“The only commercial source of HALEU fuel”
TerraPower’s CEO, Chris Levesque, announced in a newsletter distributed to customers on Wednesday (Dec. 14), “TerraPower presented a plan to meet this timeline, which included HALEU (high-assay low-enriched uranium) from Russia.” Used. for our first core load.”
“However, in February 2022, the sole commercial source of HALEU fuel is no longer a viable part of the supply chain due to Russia’s invasion of Ukraine.”
Levesque revealed that in the ten months following the invasion, TerraPower, the Department of Energy (DOE), project stakeholders, and congressional allies had vigorously investigated possible other sources for HALEU.
However, it is now clear that the domestic and affiliated HALEU manufacturing options will not achieve commercial capability in time to meet Natrium’s 2028 in-service date.
delay of at least two years
“Given the lack of fuel availability now, and no construction has started on new fuel enrichment facilities, TerraPower is expecting a delay of a minimum of two years to be able to bring the Natrium reactor into operation,” he said. Said.
Significantly, the advanced nuclear reactor design uses high-assay low-enriched uranium, or HALEU, which is thought to be far more enriched than those used in conventional nuclear reactors, up to 20 percent. Nuclear power proponents also believe that the technology produces less nuclear waste.

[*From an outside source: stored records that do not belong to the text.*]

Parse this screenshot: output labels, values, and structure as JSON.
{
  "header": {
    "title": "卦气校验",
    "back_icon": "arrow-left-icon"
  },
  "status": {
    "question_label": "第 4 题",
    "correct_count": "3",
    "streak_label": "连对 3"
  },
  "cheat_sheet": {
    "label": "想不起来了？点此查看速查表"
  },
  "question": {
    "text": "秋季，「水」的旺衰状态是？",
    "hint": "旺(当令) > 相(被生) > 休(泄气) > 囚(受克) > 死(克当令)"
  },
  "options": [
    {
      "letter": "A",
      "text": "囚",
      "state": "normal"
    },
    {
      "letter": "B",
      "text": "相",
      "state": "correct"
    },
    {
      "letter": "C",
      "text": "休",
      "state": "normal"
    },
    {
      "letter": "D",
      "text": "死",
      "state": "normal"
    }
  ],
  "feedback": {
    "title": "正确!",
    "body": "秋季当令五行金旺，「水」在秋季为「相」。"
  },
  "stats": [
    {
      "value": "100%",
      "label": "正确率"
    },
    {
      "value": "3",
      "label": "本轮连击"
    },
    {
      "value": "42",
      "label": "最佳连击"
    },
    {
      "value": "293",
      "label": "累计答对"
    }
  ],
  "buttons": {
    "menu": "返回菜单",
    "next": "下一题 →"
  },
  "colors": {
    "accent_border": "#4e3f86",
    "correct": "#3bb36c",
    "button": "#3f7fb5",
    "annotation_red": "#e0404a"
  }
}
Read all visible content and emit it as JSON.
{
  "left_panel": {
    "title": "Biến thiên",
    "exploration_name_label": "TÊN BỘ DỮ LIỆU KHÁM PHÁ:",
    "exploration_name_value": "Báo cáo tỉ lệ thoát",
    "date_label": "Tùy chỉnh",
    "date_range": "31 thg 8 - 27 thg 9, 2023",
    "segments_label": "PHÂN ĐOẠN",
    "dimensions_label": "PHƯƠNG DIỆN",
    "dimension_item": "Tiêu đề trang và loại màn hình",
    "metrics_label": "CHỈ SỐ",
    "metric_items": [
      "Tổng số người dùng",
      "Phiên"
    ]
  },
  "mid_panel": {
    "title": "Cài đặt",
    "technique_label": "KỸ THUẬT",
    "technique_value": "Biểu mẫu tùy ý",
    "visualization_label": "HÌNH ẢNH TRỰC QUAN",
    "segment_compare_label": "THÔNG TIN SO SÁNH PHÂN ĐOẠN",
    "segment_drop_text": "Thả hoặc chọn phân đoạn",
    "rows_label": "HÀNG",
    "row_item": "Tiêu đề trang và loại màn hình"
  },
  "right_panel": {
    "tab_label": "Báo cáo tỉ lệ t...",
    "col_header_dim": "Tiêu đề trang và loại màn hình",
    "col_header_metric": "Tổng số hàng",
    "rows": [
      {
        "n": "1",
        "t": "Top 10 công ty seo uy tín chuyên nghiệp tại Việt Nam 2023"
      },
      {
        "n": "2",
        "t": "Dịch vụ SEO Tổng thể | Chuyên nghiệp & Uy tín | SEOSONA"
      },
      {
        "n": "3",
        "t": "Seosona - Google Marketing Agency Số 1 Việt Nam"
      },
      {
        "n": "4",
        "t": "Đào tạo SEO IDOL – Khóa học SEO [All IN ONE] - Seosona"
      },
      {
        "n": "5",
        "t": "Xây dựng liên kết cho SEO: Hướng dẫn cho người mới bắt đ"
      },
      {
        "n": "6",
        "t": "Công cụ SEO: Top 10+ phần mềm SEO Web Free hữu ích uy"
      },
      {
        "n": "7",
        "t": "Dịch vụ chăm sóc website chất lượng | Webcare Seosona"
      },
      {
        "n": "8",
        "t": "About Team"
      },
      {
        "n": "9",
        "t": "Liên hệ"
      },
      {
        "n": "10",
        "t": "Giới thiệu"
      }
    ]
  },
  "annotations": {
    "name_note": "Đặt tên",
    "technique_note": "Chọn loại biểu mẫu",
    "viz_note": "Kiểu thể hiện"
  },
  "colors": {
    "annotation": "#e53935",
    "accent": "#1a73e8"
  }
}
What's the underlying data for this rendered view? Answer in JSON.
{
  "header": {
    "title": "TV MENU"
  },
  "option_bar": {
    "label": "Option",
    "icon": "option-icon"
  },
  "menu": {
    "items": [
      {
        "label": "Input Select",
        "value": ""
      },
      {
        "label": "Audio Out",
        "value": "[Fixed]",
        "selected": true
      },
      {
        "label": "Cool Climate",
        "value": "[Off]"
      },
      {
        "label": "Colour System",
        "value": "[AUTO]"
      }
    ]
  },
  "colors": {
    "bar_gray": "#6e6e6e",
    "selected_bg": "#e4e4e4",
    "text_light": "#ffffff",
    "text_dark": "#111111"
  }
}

The current fleet of nuclear reactors in the United States runs on uranium-235 fuel enriched to only 5 percent. It was therefore concluded that TerraPower lacked the “rich capacity to supply commercial quantities of HALEU fuel” to the country.